« Reply #18 on: 11:41, 07 April 18 »

I was right about the pause key on number 6. All the bits were floating around in the case. So, after a bit of fiddling around with the small bits, the pause on number 6 works fine. However, it failed to power up when I put it back together and found that the switch had lost continuity. I tried it a few times, jiggling it a bit as I did, but no dice. I de-soldered it and opened it up, expecting to find dirty contacts, but no, the contacts were clean, but they were awash with a greasy fluid. WTF? Even though I tried to soak it up, the contacts must have still been contaminated, so I ended up soldering the switch from number 5 into place, as I knew that to be good.
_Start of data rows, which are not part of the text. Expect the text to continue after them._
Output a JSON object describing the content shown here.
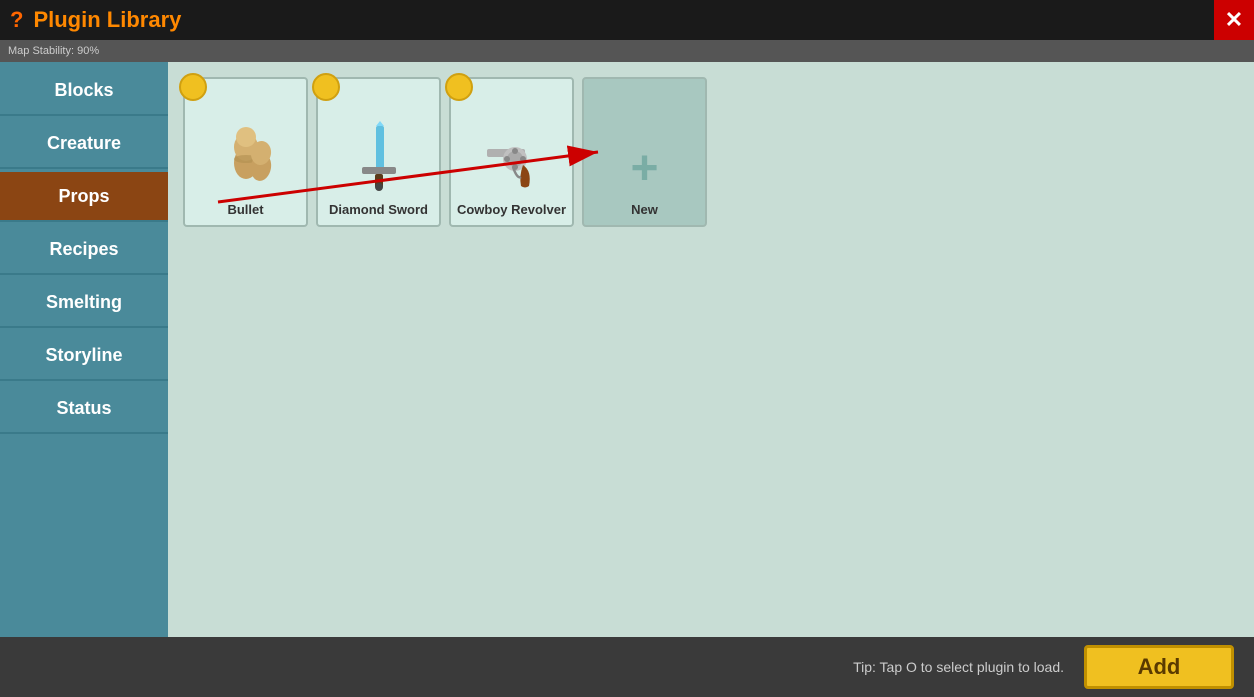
{
  "header": {
    "question_label": "?",
    "title": "Plugin Library",
    "close_label": "✕"
  },
  "breadcrumb": {
    "text": "Map Stability: 90%"
  },
  "sidebar": {
    "items": [
      {
        "id": "blocks",
        "label": "Blocks",
        "active": false
      },
      {
        "id": "creature",
        "label": "Creature",
        "active": false
      },
      {
        "id": "props",
        "label": "Props",
        "active": true
      },
      {
        "id": "recipes",
        "label": "Recipes",
        "active": false
      },
      {
        "id": "smelting",
        "label": "Smelting",
        "active": false
      },
      {
        "id": "storyline",
        "label": "Storyline",
        "active": false
      },
      {
        "id": "status",
        "label": "Status",
        "active": false
      }
    ]
  },
  "content": {
    "plugins": [
      {
        "id": "bullet",
        "label": "Bullet",
        "icon": "bullet",
        "has_badge": true
      },
      {
        "id": "diamond-sword",
        "label": "Diamond Sword",
        "icon": "sword",
        "has_badge": true
      },
      {
        "id": "cowboy-revolver",
        "label": "Cowboy Revolver",
        "icon": "revolver",
        "has_badge": true
      },
      {
        "id": "new",
        "label": "New",
        "icon": "plus",
        "has_badge": false
      }
    ]
  },
  "bottom": {
    "tip_text": "Tip: Tap O to select plugin to load.",
    "add_label": "Add"
  },
  "colors": {
    "header_bg": "#1a1a1a",
    "sidebar_bg": "#4a8a9a",
    "active_bg": "#8B4513",
    "content_bg": "#c8ddd5",
    "bottom_bg": "#3a3a3a",
    "add_btn_bg": "#f0c020"
  }
}
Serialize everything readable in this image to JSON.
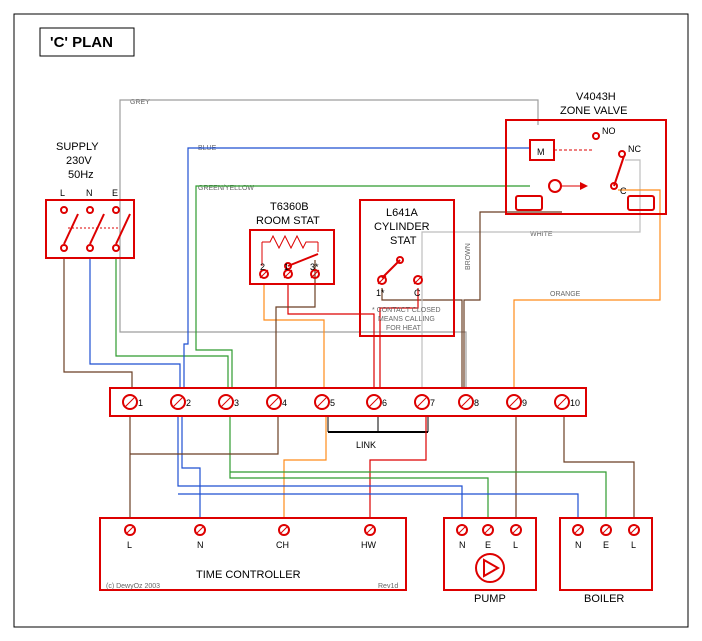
{
  "title": "'C' PLAN",
  "supply": {
    "label": "SUPPLY",
    "voltage": "230V",
    "freq": "50Hz",
    "L": "L",
    "N": "N",
    "E": "E"
  },
  "roomstat": {
    "model": "T6360B",
    "label": "ROOM STAT",
    "t1": "1",
    "t2": "2",
    "t3": "3*"
  },
  "cylstat": {
    "model": "L641A",
    "label1": "CYLINDER",
    "label2": "STAT",
    "t1": "1*",
    "tC": "C",
    "note1": "* CONTACT CLOSED",
    "note2": "MEANS CALLING",
    "note3": "FOR HEAT"
  },
  "zone": {
    "model": "V4043H",
    "label": "ZONE VALVE",
    "M": "M",
    "NO": "NO",
    "NC": "NC",
    "C": "C"
  },
  "terminals": {
    "1": "1",
    "2": "2",
    "3": "3",
    "4": "4",
    "5": "5",
    "6": "6",
    "7": "7",
    "8": "8",
    "9": "9",
    "10": "10",
    "link": "LINK"
  },
  "controller": {
    "label": "TIME CONTROLLER",
    "L": "L",
    "N": "N",
    "CH": "CH",
    "HW": "HW",
    "copy": "(c) DewyOz 2003",
    "rev": "Rev1d"
  },
  "pump": {
    "label": "PUMP",
    "N": "N",
    "E": "E",
    "L": "L"
  },
  "boiler": {
    "label": "BOILER",
    "N": "N",
    "E": "E",
    "L": "L"
  },
  "wires": {
    "grey": "GREY",
    "blue": "BLUE",
    "greenyellow": "GREEN/YELLOW",
    "brown": "BROWN",
    "white": "WHITE",
    "orange": "ORANGE"
  }
}
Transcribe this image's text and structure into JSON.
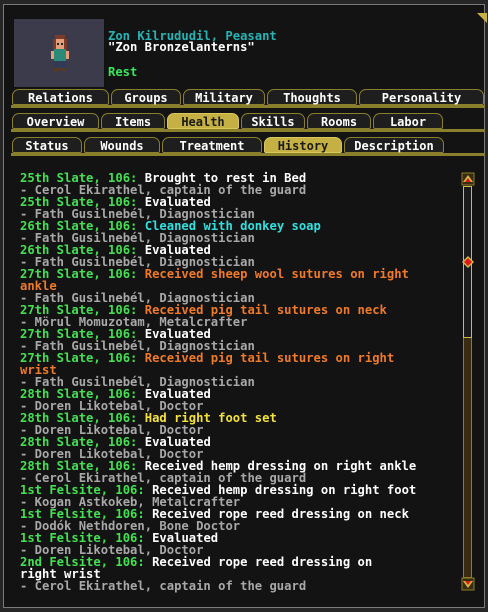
{
  "header": {
    "name": "Zon Kilrududil, Peasant",
    "nickname": "\"Zon Bronzelanterns\"",
    "status": "Rest"
  },
  "tabs_row1": [
    {
      "label": "Relations",
      "active": false
    },
    {
      "label": "Groups",
      "active": false
    },
    {
      "label": "Military",
      "active": false
    },
    {
      "label": "Thoughts",
      "active": false
    },
    {
      "label": "Personality",
      "active": false
    }
  ],
  "tabs_row2": [
    {
      "label": "Overview",
      "active": false
    },
    {
      "label": "Items",
      "active": false
    },
    {
      "label": "Health",
      "active": true
    },
    {
      "label": "Skills",
      "active": false
    },
    {
      "label": "Rooms",
      "active": false
    },
    {
      "label": "Labor",
      "active": false
    }
  ],
  "tabs_row3": [
    {
      "label": "Status",
      "active": false
    },
    {
      "label": "Wounds",
      "active": false
    },
    {
      "label": "Treatment",
      "active": false
    },
    {
      "label": "History",
      "active": true
    },
    {
      "label": "Description",
      "active": false
    }
  ],
  "history": [
    {
      "date": "25th Slate, 106:",
      "event": "Brought to rest in Bed",
      "color": "#ffffff",
      "by": "- Cerol Ekirathel, captain of the guard"
    },
    {
      "date": "25th Slate, 106:",
      "event": "Evaluated",
      "color": "#ffffff",
      "by": "- Fath Gusilnebél, Diagnostician"
    },
    {
      "date": "26th Slate, 106:",
      "event": "Cleaned with donkey soap",
      "color": "#32e0e0",
      "by": "- Fath Gusilnebél, Diagnostician"
    },
    {
      "date": "26th Slate, 106:",
      "event": "Evaluated",
      "color": "#ffffff",
      "by": "- Fath Gusilnebél, Diagnostician"
    },
    {
      "date": "27th Slate, 106:",
      "event": "Received sheep wool sutures on right",
      "event2": "ankle",
      "color": "#ef7a28",
      "by": "- Fath Gusilnebél, Diagnostician"
    },
    {
      "date": "27th Slate, 106:",
      "event": "Received pig tail sutures on neck",
      "color": "#ef7a28",
      "by": "- Mörul Momuzotam, Metalcrafter"
    },
    {
      "date": "27th Slate, 106:",
      "event": "Evaluated",
      "color": "#ffffff",
      "by": "- Fath Gusilnebél, Diagnostician"
    },
    {
      "date": "27th Slate, 106:",
      "event": "Received pig tail sutures on right",
      "event2": "wrist",
      "color": "#ef7a28",
      "by": "- Fath Gusilnebél, Diagnostician"
    },
    {
      "date": "28th Slate, 106:",
      "event": "Evaluated",
      "color": "#ffffff",
      "by": "- Doren Likotebal, Doctor"
    },
    {
      "date": "28th Slate, 106:",
      "event": "Had right foot set",
      "color": "#f2e23a",
      "by": "- Doren Likotebal, Doctor"
    },
    {
      "date": "28th Slate, 106:",
      "event": "Evaluated",
      "color": "#ffffff",
      "by": "- Doren Likotebal, Doctor"
    },
    {
      "date": "28th Slate, 106:",
      "event": "Received hemp dressing on right ankle",
      "color": "#ffffff",
      "by": "- Cerol Ekirathel, captain of the guard"
    },
    {
      "date": "1st Felsite, 106:",
      "event": "Received hemp dressing on right foot",
      "color": "#ffffff",
      "by": "- Kogan Astkokeb, Metalcrafter"
    },
    {
      "date": "1st Felsite, 106:",
      "event": "Received rope reed dressing on neck",
      "color": "#ffffff",
      "by": "- Dodók Nethdoren, Bone Doctor"
    },
    {
      "date": "1st Felsite, 106:",
      "event": "Evaluated",
      "color": "#ffffff",
      "by": "- Doren Likotebal, Doctor"
    },
    {
      "date": "2nd Felsite, 106:",
      "event": "Received rope reed dressing on",
      "event2": "right wrist",
      "color": "#ffffff",
      "by": "- Cerol Ekirathel, captain of the guard"
    }
  ],
  "colors": {
    "date": "#45e052",
    "caregiver": "#a8a8a8",
    "tab_border": "#8a7f2b",
    "tab_active": "#c5b043"
  },
  "scroll": {
    "position_fraction": 0.0,
    "visible_fraction": 0.39
  }
}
On the number 5 front, I've had a look over the board with a high power magnifier, but I cannot see any corroded or broken tracks. I don't want to think that it's a chip or other component failure, as my fault finding skilled would be over-taxed at that. I have already eliminated the CPU and custom chip as the problem, and I've replaced the RAM. I so do not want to de-solder any more chips. I think I'll replace the only electrolytic capacitor on the board, because that's a good idea anyway, before settling down with a circuit diagram and my continuity tester.